On the day of launching, rain was pouring down and the Queen, who was in Scotland, wondered if she’d be able to attend.  Scheduled launch was set for 1:15pm and although the Queen’s plane had left Scotland, it was already late due to weather.  The blocks holding the ship in place had already been knocked away and if the Queen did not arrive on time the ship would slide into the water without her. Advised of the problem, the Queen instructed her driver to drive considerably faster through the stretch of Belfast and she arrived on the docks on schedule - which obviously made a very concerned and worried group of senior officials breathe a deep sigh of relief.

After years of successful cruising, several things happened that changed both her course and lifestyle.  Jumbo jets, capable of carrying hundreds of people, began to invade worldwide transportation.  Passenger loads had declined until the line decided that their pride and joy would have to be taken out of service on April 25,1972. She was sold to a Greek Company in 1973, and after a three year, $16m conversion, the newly named Calypso sailed around the Mediterranean and to other European posts.

Years later, on January 6, 1980, the Calypso began successful seven nights cruises to the Caribbean.  In the spring of 1980 she crossed the Panama Canal and had a successful season of seven-night cruises to Alaska.

On September 29, 1980 she was sold to the Gotaas Larsen Group of Companies of Bermuda, who sailed her under the name S.S. Azure Seas until May of 1992.  At this time, Dolphin Cruise Lines purchased our classic ship.  After extensive renovations, she was renamed S.S. OceanBreeze and homeported in Aruba, sailing to the Southern Caribbean and the Panama Canal on seven night itineraries.

Dolphin Cruise Lines was acquired by Premier Cruises in 1997. Premier Cruises later chartered the S.S. OceanBreeze to Imperial Majesty Cruise Line. The S.S. OceanBreeze sailed her inaugural cruise under Imperial Majesty Cruise Line on January 11, 1999, as South Florida’s only two-night cruise to the Bahamas.  Imperial Majesty has maintained strong bookings and high standards of passenger satisfaction. 

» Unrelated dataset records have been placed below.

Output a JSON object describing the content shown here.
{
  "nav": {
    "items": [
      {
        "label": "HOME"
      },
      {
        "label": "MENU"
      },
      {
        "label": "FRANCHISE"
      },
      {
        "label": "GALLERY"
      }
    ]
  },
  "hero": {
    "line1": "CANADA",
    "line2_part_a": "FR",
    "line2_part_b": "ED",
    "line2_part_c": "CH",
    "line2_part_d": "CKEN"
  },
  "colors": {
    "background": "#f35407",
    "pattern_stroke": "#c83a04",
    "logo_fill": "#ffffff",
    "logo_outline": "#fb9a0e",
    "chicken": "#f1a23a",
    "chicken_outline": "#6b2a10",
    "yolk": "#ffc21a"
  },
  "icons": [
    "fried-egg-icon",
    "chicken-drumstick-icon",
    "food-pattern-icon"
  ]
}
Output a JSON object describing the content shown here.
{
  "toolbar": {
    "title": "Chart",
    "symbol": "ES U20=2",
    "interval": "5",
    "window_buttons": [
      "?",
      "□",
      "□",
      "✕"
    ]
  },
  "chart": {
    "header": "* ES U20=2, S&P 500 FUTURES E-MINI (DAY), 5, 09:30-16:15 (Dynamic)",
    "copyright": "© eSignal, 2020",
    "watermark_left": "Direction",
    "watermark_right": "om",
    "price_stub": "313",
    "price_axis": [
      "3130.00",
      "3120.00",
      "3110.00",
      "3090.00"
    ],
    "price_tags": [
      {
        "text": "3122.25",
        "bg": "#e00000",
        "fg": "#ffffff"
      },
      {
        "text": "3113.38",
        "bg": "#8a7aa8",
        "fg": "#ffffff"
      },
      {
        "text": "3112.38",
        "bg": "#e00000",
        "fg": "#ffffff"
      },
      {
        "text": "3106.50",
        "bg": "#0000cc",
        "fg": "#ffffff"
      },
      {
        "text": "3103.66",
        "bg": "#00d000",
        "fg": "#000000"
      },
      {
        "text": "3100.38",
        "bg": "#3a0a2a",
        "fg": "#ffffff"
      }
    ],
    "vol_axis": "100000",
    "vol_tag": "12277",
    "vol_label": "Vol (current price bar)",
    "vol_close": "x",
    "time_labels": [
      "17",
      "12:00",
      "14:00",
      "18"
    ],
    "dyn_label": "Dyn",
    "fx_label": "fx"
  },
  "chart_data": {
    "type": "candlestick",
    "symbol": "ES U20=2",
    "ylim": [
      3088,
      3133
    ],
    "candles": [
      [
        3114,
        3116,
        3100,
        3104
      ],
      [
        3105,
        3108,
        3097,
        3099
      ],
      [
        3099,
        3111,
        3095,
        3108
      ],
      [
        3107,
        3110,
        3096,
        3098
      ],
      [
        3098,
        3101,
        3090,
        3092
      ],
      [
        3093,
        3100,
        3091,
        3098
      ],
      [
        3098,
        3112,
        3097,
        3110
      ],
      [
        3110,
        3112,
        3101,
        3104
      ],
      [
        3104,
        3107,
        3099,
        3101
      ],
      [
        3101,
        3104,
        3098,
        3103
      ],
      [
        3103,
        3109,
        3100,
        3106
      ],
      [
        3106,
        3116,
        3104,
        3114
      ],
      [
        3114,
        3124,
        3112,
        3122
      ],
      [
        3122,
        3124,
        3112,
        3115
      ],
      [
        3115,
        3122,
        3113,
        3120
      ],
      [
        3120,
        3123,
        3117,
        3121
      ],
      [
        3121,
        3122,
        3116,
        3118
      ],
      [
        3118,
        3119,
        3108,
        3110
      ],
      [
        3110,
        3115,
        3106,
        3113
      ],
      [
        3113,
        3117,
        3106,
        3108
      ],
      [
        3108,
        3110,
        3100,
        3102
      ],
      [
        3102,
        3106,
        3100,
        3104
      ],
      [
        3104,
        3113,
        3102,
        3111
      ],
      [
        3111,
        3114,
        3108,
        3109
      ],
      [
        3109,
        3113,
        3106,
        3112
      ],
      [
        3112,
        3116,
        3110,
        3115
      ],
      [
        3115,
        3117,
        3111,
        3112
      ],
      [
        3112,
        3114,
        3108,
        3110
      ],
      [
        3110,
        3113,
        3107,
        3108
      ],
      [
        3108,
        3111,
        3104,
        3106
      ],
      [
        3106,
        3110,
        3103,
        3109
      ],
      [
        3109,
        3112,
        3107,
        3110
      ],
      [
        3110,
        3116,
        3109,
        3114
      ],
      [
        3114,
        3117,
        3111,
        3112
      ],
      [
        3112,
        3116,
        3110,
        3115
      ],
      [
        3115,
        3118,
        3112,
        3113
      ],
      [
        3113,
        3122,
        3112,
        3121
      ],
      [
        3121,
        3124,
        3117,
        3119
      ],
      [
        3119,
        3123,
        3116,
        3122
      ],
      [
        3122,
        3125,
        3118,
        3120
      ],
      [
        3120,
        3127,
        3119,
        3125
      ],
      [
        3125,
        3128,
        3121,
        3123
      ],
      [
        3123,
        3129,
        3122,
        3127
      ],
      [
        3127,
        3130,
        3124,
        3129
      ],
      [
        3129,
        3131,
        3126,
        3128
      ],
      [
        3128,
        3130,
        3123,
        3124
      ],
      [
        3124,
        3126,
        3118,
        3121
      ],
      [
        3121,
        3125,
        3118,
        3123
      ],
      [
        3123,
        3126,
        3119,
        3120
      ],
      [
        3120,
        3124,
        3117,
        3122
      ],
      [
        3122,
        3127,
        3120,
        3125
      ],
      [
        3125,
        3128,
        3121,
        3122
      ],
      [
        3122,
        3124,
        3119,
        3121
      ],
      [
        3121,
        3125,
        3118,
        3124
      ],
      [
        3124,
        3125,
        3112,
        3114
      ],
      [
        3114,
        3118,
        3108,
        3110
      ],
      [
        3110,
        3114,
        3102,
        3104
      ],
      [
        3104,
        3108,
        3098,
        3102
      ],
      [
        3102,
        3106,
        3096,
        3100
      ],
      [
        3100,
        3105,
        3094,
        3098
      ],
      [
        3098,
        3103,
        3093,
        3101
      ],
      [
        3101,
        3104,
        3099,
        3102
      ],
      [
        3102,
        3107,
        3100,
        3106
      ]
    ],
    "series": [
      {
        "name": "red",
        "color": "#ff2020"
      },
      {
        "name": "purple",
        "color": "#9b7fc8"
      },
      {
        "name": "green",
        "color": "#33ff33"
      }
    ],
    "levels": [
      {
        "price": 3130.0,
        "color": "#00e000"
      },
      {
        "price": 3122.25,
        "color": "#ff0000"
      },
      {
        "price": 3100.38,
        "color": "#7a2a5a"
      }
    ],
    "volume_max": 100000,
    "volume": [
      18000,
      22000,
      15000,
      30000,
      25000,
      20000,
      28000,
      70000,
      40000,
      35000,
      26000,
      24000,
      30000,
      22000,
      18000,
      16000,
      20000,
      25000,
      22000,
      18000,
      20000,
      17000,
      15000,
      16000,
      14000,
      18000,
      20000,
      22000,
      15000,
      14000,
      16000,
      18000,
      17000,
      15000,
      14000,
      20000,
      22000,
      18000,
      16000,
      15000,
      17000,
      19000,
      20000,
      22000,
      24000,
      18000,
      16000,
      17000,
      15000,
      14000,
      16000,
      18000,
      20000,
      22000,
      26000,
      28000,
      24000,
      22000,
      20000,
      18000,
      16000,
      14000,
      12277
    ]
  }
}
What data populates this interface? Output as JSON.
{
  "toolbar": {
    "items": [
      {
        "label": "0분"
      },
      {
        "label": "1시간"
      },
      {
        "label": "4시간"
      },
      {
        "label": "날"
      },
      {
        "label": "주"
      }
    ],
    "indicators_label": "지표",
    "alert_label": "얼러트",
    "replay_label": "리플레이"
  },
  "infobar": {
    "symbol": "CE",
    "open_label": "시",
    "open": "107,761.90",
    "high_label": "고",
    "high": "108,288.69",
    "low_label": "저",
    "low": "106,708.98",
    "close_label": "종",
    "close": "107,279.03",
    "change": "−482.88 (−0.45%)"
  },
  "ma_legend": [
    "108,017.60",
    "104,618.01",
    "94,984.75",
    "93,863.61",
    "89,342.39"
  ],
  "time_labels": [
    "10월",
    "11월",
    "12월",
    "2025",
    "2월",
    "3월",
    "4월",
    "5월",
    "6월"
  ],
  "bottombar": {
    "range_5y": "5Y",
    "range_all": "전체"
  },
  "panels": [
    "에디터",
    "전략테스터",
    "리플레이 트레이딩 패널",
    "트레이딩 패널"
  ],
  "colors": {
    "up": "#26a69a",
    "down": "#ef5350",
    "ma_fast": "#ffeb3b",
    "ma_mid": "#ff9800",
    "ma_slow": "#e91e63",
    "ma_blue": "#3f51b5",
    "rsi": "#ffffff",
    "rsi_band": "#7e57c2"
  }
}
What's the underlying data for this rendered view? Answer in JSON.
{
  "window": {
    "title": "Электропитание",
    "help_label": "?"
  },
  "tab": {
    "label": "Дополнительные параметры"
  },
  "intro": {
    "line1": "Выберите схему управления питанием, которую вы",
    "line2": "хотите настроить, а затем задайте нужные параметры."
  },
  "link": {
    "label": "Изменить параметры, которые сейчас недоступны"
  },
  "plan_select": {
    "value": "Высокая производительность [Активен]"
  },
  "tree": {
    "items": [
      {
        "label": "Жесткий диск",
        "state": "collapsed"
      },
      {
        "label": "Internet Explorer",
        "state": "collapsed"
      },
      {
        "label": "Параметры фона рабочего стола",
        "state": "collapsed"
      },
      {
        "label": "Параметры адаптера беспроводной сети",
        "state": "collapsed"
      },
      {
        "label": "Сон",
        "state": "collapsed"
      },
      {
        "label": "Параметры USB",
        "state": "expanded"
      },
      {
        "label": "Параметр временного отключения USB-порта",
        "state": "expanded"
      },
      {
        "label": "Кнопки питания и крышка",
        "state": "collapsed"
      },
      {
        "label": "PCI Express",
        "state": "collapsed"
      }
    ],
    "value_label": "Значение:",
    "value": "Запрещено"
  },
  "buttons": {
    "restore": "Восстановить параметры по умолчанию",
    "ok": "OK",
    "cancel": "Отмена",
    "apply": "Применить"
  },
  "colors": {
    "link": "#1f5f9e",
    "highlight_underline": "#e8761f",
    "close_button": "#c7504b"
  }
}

Drawing on the great success of this program, Imperial Majesty purchased the S.S. OceanBreeze on May 20, 2000.  In September 2000, the vessel was sent for a grand refurbishment to restore the original splendor of this great, classic ship and add a modern, tropical ambiance.   The S.S. OceanBreeze returned to her regular Pt. Everglades-Bahamas itinerary with the well wishes of Queen Elizabeth II, as well as her regrets for being unable to re-christen the vessel. 

Today, this magnificent ship, rich in history and Maritime Firsts, continues its legacy.  Imperial Majesty Cruise Line is proud to have the S.S. OceanBreeze as the First ship in our fleet, First in South Florida to sail on this successful itinerary and, we hope, First and best in our passengers’ cruise experiences